++++ Data excerpts
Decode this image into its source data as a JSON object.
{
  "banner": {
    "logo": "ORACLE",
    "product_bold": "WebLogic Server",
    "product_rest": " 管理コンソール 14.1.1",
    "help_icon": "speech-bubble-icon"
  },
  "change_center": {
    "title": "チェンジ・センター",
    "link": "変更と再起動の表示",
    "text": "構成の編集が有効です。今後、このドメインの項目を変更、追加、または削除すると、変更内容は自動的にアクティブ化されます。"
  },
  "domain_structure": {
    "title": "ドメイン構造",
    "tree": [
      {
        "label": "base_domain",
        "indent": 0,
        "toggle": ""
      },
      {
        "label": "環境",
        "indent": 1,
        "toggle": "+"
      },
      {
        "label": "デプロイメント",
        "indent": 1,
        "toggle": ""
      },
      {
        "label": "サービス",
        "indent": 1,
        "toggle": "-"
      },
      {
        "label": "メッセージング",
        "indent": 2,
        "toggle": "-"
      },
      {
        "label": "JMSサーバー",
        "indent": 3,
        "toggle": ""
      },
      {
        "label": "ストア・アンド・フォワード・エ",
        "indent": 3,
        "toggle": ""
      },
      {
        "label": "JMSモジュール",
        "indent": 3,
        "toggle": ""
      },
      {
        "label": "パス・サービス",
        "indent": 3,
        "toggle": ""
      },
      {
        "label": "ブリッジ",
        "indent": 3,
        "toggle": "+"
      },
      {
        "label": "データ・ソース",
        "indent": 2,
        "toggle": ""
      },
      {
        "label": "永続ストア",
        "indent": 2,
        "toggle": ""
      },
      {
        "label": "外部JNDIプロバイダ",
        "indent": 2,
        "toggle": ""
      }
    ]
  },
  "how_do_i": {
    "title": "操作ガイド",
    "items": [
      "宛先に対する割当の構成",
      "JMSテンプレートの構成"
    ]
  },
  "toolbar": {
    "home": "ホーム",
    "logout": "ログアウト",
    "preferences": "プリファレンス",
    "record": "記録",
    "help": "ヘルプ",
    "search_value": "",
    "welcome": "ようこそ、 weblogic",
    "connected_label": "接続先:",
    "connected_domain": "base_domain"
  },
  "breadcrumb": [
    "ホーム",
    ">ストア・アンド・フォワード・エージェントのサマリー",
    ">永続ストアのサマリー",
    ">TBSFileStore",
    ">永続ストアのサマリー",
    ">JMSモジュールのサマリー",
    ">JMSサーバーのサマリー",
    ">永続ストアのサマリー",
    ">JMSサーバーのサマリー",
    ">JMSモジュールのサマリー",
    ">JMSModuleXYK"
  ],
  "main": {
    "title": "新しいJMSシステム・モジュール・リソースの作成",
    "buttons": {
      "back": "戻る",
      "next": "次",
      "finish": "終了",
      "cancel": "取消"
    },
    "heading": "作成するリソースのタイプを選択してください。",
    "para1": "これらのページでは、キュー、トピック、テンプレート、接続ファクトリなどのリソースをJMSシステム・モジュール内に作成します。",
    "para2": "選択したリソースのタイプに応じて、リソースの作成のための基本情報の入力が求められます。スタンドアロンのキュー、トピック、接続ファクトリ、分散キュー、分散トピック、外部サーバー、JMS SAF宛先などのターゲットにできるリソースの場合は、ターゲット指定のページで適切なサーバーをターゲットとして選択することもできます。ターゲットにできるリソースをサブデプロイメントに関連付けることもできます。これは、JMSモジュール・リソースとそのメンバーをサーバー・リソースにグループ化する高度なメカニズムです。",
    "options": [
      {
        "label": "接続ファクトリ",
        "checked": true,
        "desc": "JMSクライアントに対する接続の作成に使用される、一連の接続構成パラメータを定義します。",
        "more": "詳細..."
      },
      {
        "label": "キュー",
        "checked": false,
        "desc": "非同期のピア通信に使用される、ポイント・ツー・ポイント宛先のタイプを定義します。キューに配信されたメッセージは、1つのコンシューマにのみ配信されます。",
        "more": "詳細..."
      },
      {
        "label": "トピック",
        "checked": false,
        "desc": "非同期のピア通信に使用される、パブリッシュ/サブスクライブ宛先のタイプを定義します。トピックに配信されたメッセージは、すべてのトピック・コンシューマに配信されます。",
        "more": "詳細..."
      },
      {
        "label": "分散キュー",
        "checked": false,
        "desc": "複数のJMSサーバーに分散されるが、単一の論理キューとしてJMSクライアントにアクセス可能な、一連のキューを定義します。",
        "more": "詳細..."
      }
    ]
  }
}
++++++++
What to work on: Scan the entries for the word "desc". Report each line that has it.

Solution to the exercise:
        "desc": "JMSクライアントに対する接続の作成に使用される、一連の接続構成パラメータを定義します。",
        "desc": "非同期のピア通信に使用される、ポイント・ツー・ポイント宛先のタイプを定義します。キューに配信されたメッセージは、1つのコンシューマにのみ配信されます。",
        "desc": "非同期のピア通信に使用される、パブリッシュ/サブスクライブ宛先のタイプを定義します。トピックに配信されたメッセージは、すべてのトピック・コンシューマに配信されます。",
        "desc": "複数のJMSサーバーに分散されるが、単一の論理キューとしてJMSクライアントにアクセス可能な、一連のキューを定義します。",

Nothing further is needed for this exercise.